- _The input_

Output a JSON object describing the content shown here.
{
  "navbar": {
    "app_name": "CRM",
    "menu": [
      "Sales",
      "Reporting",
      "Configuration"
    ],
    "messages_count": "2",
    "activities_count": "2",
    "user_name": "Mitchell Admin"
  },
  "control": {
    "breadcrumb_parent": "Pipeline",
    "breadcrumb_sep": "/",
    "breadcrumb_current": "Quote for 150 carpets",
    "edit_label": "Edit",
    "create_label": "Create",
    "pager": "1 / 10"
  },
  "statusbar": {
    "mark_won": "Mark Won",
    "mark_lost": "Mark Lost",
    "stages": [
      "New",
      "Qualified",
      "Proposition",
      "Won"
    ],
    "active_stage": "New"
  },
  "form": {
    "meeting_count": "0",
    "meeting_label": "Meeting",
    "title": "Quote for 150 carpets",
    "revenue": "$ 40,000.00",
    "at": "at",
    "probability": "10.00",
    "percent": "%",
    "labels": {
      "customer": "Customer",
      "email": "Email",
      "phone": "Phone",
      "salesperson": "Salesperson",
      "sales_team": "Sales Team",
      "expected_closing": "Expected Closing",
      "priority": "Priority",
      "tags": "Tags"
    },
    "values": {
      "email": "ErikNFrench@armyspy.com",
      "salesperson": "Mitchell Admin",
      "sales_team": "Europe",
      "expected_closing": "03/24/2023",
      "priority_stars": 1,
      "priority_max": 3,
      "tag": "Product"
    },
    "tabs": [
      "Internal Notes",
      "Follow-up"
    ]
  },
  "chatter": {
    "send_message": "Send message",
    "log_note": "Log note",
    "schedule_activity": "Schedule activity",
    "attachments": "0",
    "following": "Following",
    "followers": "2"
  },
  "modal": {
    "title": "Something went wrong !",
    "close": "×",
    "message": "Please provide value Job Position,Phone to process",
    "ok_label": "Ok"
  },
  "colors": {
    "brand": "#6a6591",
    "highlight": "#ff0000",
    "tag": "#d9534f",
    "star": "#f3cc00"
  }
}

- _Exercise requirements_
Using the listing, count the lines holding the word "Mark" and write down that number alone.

- _Exercise solution_
2